(Stored entries)
☆ ☆ ☆ ☆ ☆ ☆ ☆

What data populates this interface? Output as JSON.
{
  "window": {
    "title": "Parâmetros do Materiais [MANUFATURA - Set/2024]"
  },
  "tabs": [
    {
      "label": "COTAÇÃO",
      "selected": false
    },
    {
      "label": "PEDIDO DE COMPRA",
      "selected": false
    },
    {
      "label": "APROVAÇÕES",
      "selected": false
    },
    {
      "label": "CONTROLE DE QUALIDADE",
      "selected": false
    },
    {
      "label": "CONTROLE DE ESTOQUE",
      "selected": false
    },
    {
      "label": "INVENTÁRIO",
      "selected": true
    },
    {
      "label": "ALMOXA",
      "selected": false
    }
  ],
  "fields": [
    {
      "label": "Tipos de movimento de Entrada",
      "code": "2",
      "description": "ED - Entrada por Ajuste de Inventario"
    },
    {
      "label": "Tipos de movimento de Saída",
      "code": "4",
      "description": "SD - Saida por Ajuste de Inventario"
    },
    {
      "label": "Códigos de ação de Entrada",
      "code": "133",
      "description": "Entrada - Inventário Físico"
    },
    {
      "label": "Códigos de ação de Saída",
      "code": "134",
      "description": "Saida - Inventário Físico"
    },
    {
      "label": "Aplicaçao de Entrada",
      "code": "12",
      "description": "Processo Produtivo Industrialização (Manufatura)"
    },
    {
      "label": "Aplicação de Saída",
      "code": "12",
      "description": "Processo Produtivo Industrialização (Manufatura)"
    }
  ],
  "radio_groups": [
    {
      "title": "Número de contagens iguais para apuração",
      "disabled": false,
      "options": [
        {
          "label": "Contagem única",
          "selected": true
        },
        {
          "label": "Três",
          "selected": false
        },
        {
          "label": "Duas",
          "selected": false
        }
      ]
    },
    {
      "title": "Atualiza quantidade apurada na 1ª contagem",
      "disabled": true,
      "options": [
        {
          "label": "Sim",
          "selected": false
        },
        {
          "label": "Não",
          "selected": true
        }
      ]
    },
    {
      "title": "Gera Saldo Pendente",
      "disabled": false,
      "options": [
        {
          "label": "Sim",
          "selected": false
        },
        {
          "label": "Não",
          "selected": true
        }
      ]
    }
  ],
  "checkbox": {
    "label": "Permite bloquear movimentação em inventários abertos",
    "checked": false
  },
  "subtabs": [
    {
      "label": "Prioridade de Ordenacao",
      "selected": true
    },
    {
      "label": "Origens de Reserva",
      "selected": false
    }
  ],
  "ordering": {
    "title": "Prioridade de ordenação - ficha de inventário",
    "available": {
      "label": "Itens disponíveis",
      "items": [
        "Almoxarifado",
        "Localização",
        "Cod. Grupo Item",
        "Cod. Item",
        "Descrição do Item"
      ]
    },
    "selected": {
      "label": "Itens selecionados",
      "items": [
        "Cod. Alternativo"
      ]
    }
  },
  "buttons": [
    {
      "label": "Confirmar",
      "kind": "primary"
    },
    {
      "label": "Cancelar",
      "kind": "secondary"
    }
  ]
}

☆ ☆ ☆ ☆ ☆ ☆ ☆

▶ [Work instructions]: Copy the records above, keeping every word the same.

▶ [Solution to the problem]:
What data populates this interface? Output as JSON.
{
  "window": {
    "title": "Parâmetros do Materiais [MANUFATURA - Set/2024]"
  },
  "tabs": [
    {
      "label": "COTAÇÃO",
      "selected": false
    },
    {
      "label": "PEDIDO DE COMPRA",
      "selected": false
    },
    {
      "label": "APROVAÇÕES",
      "selected": false
    },
    {
      "label": "CONTROLE DE QUALIDADE",
      "selected": false
    },
    {
      "label": "CONTROLE DE ESTOQUE",
      "selected": false
    },
    {
      "label": "INVENTÁRIO",
      "selected": true
    },
    {
      "label": "ALMOXA",
      "selected": false
    }
  ],
  "fields": [
    {
      "label": "Tipos de movimento de Entrada",
      "code": "2",
      "description": "ED - Entrada por Ajuste de Inventario"
    },
    {
      "label": "Tipos de movimento de Saída",
      "code": "4",
      "description": "SD - Saida por Ajuste de Inventario"
    },
    {
      "label": "Códigos de ação de Entrada",
      "code": "133",
      "description": "Entrada - Inventário Físico"
    },
    {
      "label": "Códigos de ação de Saída",
      "code": "134",
      "description": "Saida - Inventário Físico"
    },
    {
      "label": "Aplicaçao de Entrada",
      "code": "12",
      "description": "Processo Produtivo Industrialização (Manufatura)"
    },
    {
      "label": "Aplicação de Saída",
      "code": "12",
      "description": "Processo Produtivo Industrialização (Manufatura)"
    }
  ],
  "radio_groups": [
    {
      "title": "Número de contagens iguais para apuração",
      "disabled": false,
      "options": [
        {
          "label": "Contagem única",
          "selected": true
        },
        {
          "label": "Três",
          "selected": false
        },
        {
          "label": "Duas",
          "selected": false
        }
      ]
    },
    {
      "title": "Atualiza quantidade apurada na 1ª contagem",
      "disabled": true,
      "options": [
        {
          "label": "Sim",
          "selected": false
        },
        {
          "label": "Não",
          "selected": true
        }
      ]
    },
    {
      "title": "Gera Saldo Pendente",
      "disabled": false,
      "options": [
        {
          "label": "Sim",
          "selected": false
        },
        {
          "label": "Não",
          "selected": true
        }
      ]
    }
  ],
  "checkbox": {
    "label": "Permite bloquear movimentação em inventários abertos",
    "checked": false
  },
  "subtabs": [
    {
      "label": "Prioridade de Ordenacao",
      "selected": true
    },
    {
      "label": "Origens de Reserva",
      "selected": false
    }
  ],
  "ordering": {
    "title": "Prioridade de ordenação - ficha de inventário",
    "available": {
      "label": "Itens disponíveis",
      "items": [
        "Almoxarifado",
        "Localização",
        "Cod. Grupo Item",
        "Cod. Item",
        "Descrição do Item"
      ]
    },
    "selected": {
      "label": "Itens selecionados",
      "items": [
        "Cod. Alternativo"
      ]
    }
  },
  "buttons": [
    {
      "label": "Confirmar",
      "kind": "primary"
    },
    {
      "label": "Cancelar",
      "kind": "secondary"
    }
  ]
}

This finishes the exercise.